Ralph Cossa, a retired Air Force colonel who is president of the Center for Strategic and International Studies’ Pacific Forum in Hawaii, said the cuts are not as bad as they sound.

“At any given time you may have a number of squadrons that are not combat mission ready for training reasons or because aircraft are grounded or airmen are deployed,” he said.

In a crisis, the squadrons could quickly be brought up to speed or training standards could simply be lowered, he said.

“It is not like suddenly we would be vulnerable to attack or these guys couldn’t defend Japan,” he said, citing the recent deployment of B-2 and B-52 bombers to Korea as evidence of the U.S. military’s capabilities and commitments in the region.

Cossa said the Air Force and other service branches are trying to pressure lawmakers to stop sequestration.

The problem is that the negative message they are sending to Washington is also being picked up by the public in allied nations in the Pacific where there is concern about America’s ability to live up to its promises, he said.

The Air Force also is trimming 1,000 jobs from its civilian workforce, though officials said the impact will be limited.

Pacific Air Forces spokeswoman Capt.

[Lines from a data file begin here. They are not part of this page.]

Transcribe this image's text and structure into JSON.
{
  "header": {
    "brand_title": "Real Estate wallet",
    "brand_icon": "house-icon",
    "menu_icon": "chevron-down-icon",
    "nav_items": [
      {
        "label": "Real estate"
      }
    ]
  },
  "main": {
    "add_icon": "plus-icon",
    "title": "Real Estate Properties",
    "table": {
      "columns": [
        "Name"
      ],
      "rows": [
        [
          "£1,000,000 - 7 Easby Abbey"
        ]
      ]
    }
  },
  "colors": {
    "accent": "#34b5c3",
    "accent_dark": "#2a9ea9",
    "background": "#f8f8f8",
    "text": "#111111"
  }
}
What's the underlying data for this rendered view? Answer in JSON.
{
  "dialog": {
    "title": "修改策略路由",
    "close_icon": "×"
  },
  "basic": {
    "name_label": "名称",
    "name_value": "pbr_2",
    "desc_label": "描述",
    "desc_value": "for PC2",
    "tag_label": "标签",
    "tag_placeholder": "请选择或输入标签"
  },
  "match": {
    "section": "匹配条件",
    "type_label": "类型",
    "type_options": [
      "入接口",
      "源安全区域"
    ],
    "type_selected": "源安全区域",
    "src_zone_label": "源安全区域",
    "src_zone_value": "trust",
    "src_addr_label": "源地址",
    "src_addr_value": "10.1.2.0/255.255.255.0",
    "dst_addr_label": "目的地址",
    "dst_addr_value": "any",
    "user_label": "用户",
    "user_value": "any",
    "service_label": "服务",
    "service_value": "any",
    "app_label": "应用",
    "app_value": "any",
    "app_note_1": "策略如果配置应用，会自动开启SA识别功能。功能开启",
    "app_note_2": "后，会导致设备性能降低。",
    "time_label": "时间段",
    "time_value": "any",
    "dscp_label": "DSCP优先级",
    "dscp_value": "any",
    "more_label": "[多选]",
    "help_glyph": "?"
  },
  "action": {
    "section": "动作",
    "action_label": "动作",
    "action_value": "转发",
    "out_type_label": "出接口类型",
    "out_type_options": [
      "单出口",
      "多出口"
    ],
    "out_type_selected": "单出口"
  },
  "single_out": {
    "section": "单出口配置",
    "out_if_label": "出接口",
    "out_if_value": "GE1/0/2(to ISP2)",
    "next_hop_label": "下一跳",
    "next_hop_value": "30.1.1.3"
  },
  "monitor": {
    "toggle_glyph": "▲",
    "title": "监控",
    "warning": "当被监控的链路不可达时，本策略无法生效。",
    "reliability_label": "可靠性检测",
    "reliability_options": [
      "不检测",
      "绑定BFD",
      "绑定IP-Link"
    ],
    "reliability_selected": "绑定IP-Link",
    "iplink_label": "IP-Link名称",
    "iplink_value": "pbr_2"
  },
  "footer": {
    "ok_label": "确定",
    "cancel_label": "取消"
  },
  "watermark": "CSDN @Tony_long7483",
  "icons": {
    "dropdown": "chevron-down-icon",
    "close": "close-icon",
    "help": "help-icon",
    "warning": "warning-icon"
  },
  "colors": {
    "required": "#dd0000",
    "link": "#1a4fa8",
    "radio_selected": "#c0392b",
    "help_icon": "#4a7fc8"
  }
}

Rebecca Heyse said 62 positions will be eliminated at PACAF’s headquarters, and others will be trimmed at Andersen Air Force Base, Guam; Eielson Air Force Base and Joint Base Elemendorf-Richardson, Alaska; Joint Base Pearl Harbor-Hickam, Hawaii; Osan Air Base and Kunsan Air Base, South Korea, and Yokota Air Base, Japan.

“The majority of the positions are entry to mid-level employees in administrative support positions,” Heyse said.

The Air Force can move employees who are cut into vacant positions at their installations to minimize job losses, she said.